Vestiges_Angela Faris Belt

Vestiges: Angela Faris Belt | Feb. 23 – Mar. 30 @ Metropolitan Frame

VESTIGES: ANGELA FARIS BELT

February 23 – March 30, 2019
Metropolitan Frame Company, 424 Broadway, Denver

Opening Reception: Wednesday, March 6 (6 – 8 pm)
Metropolitan Frame Company

Artist Talk: Wednesday, March 13 (6:30 – 8 pm)
Colorado Photographic Arts Center, 1070 Bannock St., Denver

The Colorado Photographic Arts Center presents Vestiges, a solo exhibition featuring photographs by Colorado-based artist Angela Faris Belt.

Vestiges is a visual meditation on humankind’s influence on nature, created over several visits to a unique grove of Bristlecone Pine trees near Belt’s home in the Colorado mountains. Belt photographed this series over two years (2015-2017) using Polaroid Type 665 positive-negative film that expired in 1986.

According to Belt, “the visual implications of the expired film—its imperfections and truncated tonal range—juxtaposed with the unique Bristlecone Pine forms, underscores the steadfast value of the past, and a sense of unease as we move into a future where industry and technology supersede our adopting a balanced place in the natural world.”

This special off-site exhibit is presented in conjunction with Month of Photography (MoP), a biennial celebration of fine art photography with hundreds of events throughout the Denver Metro region in March and April 2019. For a complete list of exhibitions and events, visit mopdenver.com.

Pictured above: Vestiges #47, detail, by Angela Faris Belt.

EXHIBITION PREVIEW

ARTIST’S STATEMENT

I have held a lifelong interest in the intersection between humankind and the more-than-human world we inhabit. As an artist, my work centers on this intersection, fusing with it the language of photographic media through which I study and represent it.

Vestiges is a visual meditation on humankind’s influence on nature, created over several visits to a unique grove of Bristlecone Pine trees near my home in the Colorado mountains. These pines, many well over 1,000 years old, have prospered in some of this planet’s harshest environments. Rising from thin, arid soil along the 11,200-foot tree line, they can endure fierce perpetual winds, long periods of drought, and year-round temperatures hovering near to well-below freezing. I am awed by their formal beauty, carved from the austerity of the remote environment they call home. I am moved by their strength and resilience against time, wind, altitude…everything but us.
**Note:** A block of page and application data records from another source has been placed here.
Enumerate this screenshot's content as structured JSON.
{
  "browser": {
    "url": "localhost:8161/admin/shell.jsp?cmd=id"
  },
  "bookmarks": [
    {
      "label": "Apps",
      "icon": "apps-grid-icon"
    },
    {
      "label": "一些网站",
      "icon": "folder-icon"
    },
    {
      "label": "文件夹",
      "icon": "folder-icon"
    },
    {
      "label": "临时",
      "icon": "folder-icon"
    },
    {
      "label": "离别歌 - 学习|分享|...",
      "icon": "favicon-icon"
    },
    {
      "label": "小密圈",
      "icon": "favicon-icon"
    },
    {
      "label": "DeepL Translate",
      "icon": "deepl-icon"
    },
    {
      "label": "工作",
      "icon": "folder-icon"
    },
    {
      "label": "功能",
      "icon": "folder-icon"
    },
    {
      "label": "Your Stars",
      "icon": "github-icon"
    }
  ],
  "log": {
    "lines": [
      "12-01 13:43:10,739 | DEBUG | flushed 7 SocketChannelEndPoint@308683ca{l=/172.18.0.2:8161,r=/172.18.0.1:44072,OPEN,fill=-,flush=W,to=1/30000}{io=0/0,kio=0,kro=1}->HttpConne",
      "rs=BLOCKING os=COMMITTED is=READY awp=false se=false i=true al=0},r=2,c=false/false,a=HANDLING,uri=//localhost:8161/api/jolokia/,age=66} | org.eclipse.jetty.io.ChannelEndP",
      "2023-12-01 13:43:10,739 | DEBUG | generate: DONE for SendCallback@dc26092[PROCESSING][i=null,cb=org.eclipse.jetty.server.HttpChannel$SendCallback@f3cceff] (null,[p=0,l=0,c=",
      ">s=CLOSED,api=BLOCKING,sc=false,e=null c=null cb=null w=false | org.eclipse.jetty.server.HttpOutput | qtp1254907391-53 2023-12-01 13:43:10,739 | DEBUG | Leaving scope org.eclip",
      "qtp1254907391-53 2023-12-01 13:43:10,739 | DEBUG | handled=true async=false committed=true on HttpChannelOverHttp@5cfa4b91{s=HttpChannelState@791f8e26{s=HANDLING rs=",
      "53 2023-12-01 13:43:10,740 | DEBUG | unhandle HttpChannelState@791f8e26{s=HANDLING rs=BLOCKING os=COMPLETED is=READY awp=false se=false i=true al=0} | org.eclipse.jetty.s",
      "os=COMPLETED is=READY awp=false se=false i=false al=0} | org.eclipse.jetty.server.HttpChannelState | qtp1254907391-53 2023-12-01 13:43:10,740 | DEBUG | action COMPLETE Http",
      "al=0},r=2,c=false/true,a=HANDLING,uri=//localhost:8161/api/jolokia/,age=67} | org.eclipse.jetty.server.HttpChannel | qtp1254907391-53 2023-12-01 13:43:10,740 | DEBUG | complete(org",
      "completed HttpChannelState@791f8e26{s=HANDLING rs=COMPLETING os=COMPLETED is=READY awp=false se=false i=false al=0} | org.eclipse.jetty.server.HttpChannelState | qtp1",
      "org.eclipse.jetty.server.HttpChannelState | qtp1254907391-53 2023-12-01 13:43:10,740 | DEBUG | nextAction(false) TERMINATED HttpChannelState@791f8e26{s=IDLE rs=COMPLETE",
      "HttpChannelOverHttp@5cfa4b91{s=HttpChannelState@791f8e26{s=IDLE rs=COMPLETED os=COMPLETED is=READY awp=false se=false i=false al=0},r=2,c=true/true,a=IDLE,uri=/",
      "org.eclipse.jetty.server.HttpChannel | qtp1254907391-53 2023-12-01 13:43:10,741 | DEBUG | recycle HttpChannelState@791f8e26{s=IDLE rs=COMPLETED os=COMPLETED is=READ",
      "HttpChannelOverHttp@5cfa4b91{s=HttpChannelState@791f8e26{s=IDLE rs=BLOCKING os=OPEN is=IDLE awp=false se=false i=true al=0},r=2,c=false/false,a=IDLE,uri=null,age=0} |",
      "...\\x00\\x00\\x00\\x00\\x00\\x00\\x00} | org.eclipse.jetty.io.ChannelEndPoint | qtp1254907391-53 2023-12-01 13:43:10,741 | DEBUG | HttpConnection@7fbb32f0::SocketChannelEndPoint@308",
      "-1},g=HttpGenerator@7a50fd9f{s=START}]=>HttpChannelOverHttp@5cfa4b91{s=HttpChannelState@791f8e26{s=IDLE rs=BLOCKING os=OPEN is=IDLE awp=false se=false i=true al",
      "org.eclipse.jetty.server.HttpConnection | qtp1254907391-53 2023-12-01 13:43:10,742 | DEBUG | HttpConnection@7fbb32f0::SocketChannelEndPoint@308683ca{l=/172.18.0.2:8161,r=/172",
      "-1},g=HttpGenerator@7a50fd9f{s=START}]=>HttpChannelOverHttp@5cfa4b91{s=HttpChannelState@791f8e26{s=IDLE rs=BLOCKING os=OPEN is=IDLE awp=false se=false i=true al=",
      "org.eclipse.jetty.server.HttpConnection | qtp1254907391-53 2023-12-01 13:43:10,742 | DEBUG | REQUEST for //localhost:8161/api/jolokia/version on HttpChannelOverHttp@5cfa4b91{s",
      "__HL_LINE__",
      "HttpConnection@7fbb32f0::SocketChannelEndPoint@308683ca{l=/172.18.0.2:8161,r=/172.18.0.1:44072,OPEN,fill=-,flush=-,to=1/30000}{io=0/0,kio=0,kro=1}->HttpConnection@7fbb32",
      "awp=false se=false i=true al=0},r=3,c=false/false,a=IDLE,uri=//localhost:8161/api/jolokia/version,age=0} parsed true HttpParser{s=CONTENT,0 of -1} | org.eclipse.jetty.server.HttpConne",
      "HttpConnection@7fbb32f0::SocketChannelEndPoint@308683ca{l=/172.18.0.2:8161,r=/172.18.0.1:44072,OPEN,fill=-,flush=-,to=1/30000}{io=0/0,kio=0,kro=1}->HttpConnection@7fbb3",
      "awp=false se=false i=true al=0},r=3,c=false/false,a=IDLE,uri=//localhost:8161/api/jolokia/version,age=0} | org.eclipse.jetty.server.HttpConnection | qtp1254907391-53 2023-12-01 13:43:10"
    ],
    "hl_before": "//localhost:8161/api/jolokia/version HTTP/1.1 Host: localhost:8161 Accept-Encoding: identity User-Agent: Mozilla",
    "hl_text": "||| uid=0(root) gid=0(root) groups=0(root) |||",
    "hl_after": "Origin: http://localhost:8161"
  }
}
These ancient trees, some alive since the Roman Empire, are, at last, dying. Their slow demise is due to human introduction of blister rust fungus. The trees have no defense against this invasive lethal fungus, which also acts to weaken their defenses against destructive native insects. Formerly benign to bristlecone pines, pine bark beetles have begun infesting the trees aided by our warming climate’s longer summers. Witnessing these trees now, it’s hard to imagine that the combined forces humans have brought to bear—invasive species and climate change—are killing this ancient species that is not only significant in its own right, but has proven to be beneficial for watershed protection and wildlife habitat. But beyond existential and ecological relevance, these trees have helped define our very notions of the American western landscape.

I have visited this grove of trees throughout the 15 years I’ve lived in Colorado. I visit them as one would a temple or a sage, I and consider the myriad global changes through which they have stood. I photographed them throughout 2015-17 using Polaroid Type 665 positive-negative film that expired in 1986. The visual implications of the expired film—its imperfections and truncated tonal range—juxtaposed with the unique Bristlecone Pine forms, underscores the steadfast value of the past, and a sense of unease as we move into a future where industry and technology supersede our adopting a balanced place in the natural world.

ABOUT THE ARTIST

Angela Faris Belt is a visual artist working in photographic media that ranges from historic to digital processes. Creating artwork that centers on humankind’s relationship with the natural world, she combines specific media to underscore the concepts behind each body of work.

Angela’s work has been widely exhibited in prestigious juried and invitational exhibitions including Corden/Potts Gallery, San Francisco; BJ Spoke Gallery, NY; Arvada Center for the Arts, CO; The Dairy Center for the Arts, Boulder, CO; Foreman Gallery, NY; and University of Notre Dame’s Photography Gallery. Her work is held in collections including Kaiser Permanente, Reynolds & Reynolds, the Crowne Collection, Chicago; the Smithsonian Museum and the Archdiocese of Prague.

Angela lives on a 9,500-foot mountainside surrounded by National Forest in Colorado’s Front Range, with her husband Dave, three household pets, and neighbors: elk, deer, fox, coyote, bear, and mountain lions. She is Program Chair of the Studio Art & Art History programs at Arapahoe Community College; in her off-time she builds stone walls and participates in bark-beetle mitigation efforts.

Special Thanks